> **Data records**:
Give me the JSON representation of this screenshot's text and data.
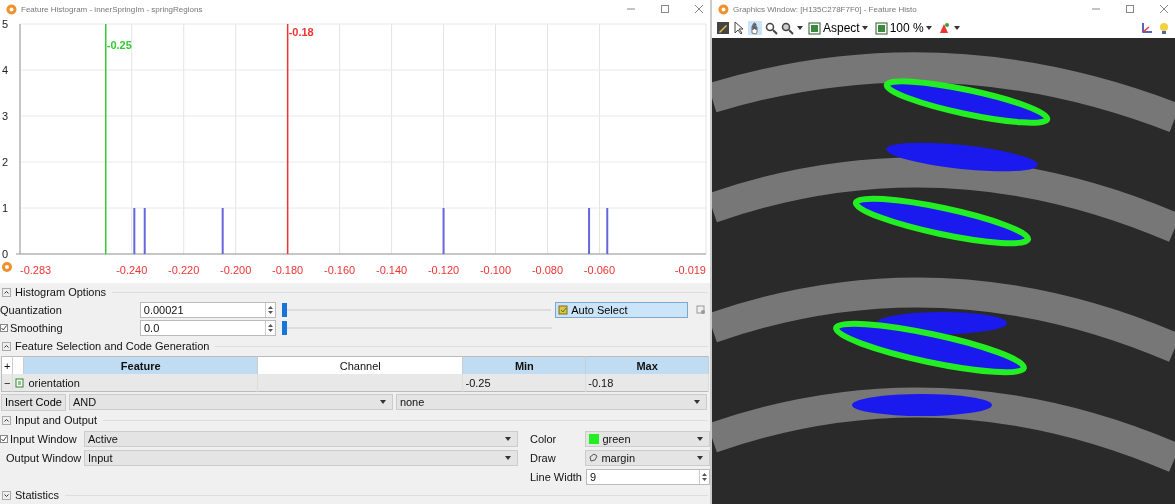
{
  "histogram_window": {
    "title": "Feature Histogram - innerSpringIm - springRegions",
    "chart_data": {
      "type": "bar",
      "x": [
        -0.239,
        -0.235,
        -0.205,
        -0.12,
        -0.064,
        -0.057
      ],
      "values": [
        1,
        1,
        1,
        1,
        1,
        1
      ],
      "grid": true,
      "xlim": [
        -0.283,
        -0.019
      ],
      "ylim": [
        0,
        5
      ],
      "xticks": [
        {
          "value": -0.283,
          "label": "-0.283"
        },
        {
          "value": -0.24,
          "label": "-0.240"
        },
        {
          "value": -0.22,
          "label": "-0.220"
        },
        {
          "value": -0.2,
          "label": "-0.200"
        },
        {
          "value": -0.18,
          "label": "-0.180"
        },
        {
          "value": -0.16,
          "label": "-0.160"
        },
        {
          "value": -0.14,
          "label": "-0.140"
        },
        {
          "value": -0.12,
          "label": "-0.120"
        },
        {
          "value": -0.1,
          "label": "-0.100"
        },
        {
          "value": -0.08,
          "label": "-0.080"
        },
        {
          "value": -0.06,
          "label": "-0.060"
        },
        {
          "value": -0.019,
          "label": "-0.019"
        }
      ],
      "yticks": [
        0,
        1,
        2,
        3,
        4,
        5
      ],
      "ref_lines": [
        {
          "axis": "x",
          "value": -0.25,
          "label": "-0.25",
          "color": "#33cc33"
        },
        {
          "axis": "x",
          "value": -0.18,
          "label": "-0.18",
          "color": "#ee3333"
        }
      ]
    }
  },
  "histogram_options": {
    "title": "Histogram Options",
    "expanded": true,
    "rows": [
      {
        "kind": "plain",
        "label": "Quantization",
        "value": "0.00021",
        "level": 0
      },
      {
        "kind": "checkbox",
        "label": "Smoothing",
        "checked": true,
        "value": "0.0",
        "level": 0
      }
    ],
    "auto_select": "Auto Select"
  },
  "feature_section": {
    "title": "Feature Selection and Code Generation",
    "expanded": true,
    "add_symbol": "+",
    "columns": [
      {
        "label": "Feature",
        "highlighted": true
      },
      {
        "label": "Channel",
        "highlighted": false
      },
      {
        "label": "Min",
        "highlighted": true
      },
      {
        "label": "Max",
        "highlighted": true
      }
    ],
    "rows": [
      {
        "remove_symbol": "−",
        "feature": "orientation",
        "min": "-0.25",
        "max": "-0.18"
      }
    ]
  },
  "insert_code": {
    "label": "Insert Code",
    "operator": "AND",
    "target": "none"
  },
  "input_output": {
    "title": "Input and Output",
    "expanded": true,
    "input_window": {
      "label": "Input Window",
      "checked": true,
      "value": "Active"
    },
    "output_window": {
      "label": "Output Window",
      "value": "Input"
    },
    "color": {
      "label": "Color",
      "value": "green",
      "color": "#22ee22"
    },
    "draw": {
      "label": "Draw",
      "value": "margin"
    },
    "line_width": {
      "label": "Line Width",
      "value": "9"
    }
  },
  "statistics": {
    "title": "Statistics",
    "expanded": false
  },
  "graphics_window": {
    "title": "Graphics Window: [H135C278F7F0] - Feature Histo",
    "aspect": "Aspect",
    "zoom": "100 %"
  }
}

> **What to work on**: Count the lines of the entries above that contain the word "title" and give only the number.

> **Reply to the exercise**: 6